The Reserve Bank of India (RBI) on Thursday took a major step to improve policy transmission, which could lead to banks lowering their lending rates.

The central bank said it will inject up to Rs 1 lakh crore of liquidity into the banking system through longer term repo operations (LTRO).

Banks can raise these funds from its repo window by parking government securities of one and three-year tenors. More importantly, they come at an attractive rate of 5.15 per cent, which is much below the existing deposit rates.

The repo is an instrument through which the RBI provides funds to banks.

The central bank has so far provided enough liquidity to the banks and the system was in surplus in December 2019 and January to facilitate the transmission of its monetary policy actions. However, the LTRO is being done to assure banks about the availability of durable liquidity at reasonable cost relative to prevailing market conditions.

Speaking to the press at the customary post policy conference, RBI governor Shaktikanta Das said they wanted to augment credit flows to productive sectors.

The move is also aimed at helping banks to lower their lending rates. The expectation is that with banks being able to raise funds at the repo rate, it will pass on this relief to the corporate borrowers, Das said.

The term repos of one-year and three-year tenors for a total amount of Rs 1,00,000 crore will be done from the fortnight beginning February 15, 2020.

“It is an effort to ensure better monetary policy transmission because we are giving the funds at the policy rate.

We want to inject Rs 1 lakh crore into the banking system that will enable banks to reduce their lending rates,” Das said.

According to deputy governor N.S. Vishwanathan, banks are just borrowing overnight and it comes back to the RBI into the overnight reverse repo.

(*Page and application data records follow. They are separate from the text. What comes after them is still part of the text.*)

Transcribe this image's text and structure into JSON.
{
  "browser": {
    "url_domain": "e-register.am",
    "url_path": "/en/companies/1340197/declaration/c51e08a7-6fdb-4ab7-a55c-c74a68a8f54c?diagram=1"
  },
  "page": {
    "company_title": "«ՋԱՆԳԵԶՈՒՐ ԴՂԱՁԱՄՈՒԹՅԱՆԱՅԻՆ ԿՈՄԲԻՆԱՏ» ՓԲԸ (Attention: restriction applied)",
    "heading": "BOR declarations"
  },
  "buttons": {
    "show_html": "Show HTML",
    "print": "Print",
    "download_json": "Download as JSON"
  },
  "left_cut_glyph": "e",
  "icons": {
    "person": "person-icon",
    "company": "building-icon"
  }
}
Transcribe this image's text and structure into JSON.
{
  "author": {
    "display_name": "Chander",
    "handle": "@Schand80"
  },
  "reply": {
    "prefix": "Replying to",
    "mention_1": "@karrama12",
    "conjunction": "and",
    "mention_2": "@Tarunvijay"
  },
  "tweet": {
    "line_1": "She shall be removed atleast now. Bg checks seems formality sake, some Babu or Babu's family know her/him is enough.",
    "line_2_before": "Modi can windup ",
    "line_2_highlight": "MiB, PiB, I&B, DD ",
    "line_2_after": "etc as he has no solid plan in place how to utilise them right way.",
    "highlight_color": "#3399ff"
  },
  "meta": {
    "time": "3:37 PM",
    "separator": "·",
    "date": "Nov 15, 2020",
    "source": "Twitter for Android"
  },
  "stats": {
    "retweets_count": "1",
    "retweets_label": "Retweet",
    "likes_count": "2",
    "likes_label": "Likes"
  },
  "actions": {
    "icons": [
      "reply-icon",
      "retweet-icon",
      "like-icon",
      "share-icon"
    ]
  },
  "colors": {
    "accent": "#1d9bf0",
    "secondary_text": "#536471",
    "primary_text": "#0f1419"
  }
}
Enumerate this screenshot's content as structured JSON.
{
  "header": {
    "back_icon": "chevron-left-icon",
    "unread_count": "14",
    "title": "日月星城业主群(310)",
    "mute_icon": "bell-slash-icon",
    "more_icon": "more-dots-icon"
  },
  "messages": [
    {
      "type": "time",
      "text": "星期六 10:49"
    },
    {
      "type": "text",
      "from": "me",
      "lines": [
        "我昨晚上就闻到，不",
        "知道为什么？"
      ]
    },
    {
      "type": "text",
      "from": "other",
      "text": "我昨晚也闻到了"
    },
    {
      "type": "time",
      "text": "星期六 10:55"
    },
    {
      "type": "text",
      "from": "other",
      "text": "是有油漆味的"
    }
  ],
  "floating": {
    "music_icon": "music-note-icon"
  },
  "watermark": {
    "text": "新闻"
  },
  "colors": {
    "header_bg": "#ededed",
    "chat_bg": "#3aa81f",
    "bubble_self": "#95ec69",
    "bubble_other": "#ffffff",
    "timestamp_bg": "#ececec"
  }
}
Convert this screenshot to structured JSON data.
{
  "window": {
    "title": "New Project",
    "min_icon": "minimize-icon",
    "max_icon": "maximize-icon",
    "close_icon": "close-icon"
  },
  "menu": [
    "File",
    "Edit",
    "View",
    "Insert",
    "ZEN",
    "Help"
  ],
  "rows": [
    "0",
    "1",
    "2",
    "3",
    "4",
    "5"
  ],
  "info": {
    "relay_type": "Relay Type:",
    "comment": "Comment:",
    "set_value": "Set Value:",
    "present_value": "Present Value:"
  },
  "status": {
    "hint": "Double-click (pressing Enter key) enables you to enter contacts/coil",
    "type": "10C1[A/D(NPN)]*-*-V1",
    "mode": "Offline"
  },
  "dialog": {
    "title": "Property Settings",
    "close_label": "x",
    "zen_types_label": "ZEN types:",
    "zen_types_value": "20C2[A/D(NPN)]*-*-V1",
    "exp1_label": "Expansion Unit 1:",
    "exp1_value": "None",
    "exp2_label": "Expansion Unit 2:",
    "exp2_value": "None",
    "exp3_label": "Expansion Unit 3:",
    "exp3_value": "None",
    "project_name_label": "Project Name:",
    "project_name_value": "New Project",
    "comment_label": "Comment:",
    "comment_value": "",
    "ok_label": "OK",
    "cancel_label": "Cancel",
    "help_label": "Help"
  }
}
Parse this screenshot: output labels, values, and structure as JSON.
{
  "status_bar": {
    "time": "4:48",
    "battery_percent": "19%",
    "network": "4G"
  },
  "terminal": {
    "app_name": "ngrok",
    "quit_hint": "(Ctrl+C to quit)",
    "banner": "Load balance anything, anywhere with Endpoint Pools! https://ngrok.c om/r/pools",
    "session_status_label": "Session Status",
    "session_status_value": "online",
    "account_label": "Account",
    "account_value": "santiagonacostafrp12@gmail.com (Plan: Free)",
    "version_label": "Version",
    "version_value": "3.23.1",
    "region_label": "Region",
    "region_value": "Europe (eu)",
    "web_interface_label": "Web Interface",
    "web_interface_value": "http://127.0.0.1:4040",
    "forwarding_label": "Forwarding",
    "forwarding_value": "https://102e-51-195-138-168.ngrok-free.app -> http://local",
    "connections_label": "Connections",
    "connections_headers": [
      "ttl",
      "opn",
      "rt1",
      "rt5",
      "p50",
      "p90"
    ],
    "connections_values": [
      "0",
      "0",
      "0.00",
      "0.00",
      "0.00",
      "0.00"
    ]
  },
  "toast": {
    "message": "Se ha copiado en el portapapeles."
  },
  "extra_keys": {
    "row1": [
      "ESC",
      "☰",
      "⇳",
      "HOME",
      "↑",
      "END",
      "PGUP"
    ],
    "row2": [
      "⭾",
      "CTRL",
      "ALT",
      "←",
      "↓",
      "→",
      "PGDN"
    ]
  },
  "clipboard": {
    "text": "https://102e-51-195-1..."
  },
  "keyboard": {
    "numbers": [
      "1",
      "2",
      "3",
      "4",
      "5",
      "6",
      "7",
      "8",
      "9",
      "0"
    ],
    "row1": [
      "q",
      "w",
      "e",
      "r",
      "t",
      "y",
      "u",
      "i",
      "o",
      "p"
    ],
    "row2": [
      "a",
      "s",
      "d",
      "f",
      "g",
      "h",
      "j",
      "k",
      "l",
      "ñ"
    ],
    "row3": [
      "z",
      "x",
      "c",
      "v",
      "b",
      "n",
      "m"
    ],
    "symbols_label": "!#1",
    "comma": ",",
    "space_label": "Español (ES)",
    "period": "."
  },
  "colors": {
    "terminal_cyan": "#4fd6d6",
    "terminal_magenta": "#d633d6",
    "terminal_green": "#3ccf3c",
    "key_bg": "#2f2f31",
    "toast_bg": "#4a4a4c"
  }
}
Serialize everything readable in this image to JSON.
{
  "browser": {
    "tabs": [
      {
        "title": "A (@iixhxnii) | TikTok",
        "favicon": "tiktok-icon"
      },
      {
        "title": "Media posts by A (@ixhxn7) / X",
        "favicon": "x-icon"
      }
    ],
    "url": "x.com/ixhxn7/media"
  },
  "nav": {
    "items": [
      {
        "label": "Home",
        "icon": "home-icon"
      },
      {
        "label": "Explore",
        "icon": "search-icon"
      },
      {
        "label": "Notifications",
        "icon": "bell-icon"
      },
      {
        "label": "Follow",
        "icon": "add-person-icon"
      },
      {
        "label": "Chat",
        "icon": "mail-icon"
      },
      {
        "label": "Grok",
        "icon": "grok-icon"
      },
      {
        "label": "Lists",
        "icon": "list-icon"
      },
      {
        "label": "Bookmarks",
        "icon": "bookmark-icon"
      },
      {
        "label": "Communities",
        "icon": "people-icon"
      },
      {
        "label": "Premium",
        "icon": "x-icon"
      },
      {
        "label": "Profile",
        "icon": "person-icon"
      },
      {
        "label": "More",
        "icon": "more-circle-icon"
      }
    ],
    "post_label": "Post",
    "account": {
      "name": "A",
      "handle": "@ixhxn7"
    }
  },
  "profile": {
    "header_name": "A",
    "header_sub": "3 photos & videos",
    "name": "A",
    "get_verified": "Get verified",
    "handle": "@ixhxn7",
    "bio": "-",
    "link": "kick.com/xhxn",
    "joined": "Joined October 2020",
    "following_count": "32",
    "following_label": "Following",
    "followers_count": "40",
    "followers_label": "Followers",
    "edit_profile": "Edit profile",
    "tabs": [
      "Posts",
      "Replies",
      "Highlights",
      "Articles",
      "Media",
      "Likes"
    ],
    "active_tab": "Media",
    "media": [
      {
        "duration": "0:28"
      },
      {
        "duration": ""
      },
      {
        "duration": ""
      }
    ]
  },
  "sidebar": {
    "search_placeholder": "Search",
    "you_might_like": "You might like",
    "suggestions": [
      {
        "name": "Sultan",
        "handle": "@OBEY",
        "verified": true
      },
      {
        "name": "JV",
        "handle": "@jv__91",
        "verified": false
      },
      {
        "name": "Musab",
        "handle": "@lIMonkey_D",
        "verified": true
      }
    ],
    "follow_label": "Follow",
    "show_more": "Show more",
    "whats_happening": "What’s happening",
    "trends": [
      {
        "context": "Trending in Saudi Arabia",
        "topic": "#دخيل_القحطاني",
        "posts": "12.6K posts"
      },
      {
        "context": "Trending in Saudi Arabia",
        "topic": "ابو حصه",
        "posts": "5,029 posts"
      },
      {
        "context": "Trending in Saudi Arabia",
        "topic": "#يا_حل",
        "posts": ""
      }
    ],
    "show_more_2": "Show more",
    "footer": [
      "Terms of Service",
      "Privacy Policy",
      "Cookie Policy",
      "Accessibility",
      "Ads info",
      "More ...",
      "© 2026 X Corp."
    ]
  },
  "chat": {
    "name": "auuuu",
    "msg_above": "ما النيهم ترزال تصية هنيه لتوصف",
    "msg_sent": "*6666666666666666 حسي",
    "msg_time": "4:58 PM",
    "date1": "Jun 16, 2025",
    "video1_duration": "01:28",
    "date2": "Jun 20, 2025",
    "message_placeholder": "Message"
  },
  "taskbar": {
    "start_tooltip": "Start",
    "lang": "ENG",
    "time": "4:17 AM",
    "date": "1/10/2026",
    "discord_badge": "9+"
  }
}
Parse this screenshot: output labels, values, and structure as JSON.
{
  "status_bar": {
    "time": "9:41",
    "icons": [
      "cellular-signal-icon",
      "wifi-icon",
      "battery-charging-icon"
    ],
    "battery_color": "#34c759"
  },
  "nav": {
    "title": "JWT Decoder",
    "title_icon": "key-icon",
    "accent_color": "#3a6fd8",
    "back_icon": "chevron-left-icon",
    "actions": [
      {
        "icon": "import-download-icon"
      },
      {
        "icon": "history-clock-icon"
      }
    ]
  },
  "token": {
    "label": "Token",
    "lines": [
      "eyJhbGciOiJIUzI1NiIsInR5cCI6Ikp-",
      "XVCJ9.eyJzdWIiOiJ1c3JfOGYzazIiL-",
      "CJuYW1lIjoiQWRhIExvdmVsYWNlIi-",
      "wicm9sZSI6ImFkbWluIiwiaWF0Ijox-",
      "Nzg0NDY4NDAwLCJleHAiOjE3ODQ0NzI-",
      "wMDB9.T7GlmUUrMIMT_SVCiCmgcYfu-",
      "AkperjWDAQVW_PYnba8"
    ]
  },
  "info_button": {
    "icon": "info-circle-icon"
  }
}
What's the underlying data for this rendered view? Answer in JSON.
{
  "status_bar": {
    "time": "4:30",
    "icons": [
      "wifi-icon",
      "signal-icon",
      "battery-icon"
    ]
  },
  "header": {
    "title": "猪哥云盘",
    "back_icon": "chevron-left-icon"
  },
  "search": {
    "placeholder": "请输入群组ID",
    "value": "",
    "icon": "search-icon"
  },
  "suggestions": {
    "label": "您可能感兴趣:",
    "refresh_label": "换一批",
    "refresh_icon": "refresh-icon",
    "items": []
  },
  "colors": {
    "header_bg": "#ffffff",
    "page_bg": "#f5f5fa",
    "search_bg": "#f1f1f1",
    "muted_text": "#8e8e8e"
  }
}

“We want banks to borrow for the longer-term which will again move in the form of lending. We want banks to lend rather than come back to us in the form of overnight reverse repo,” he observed.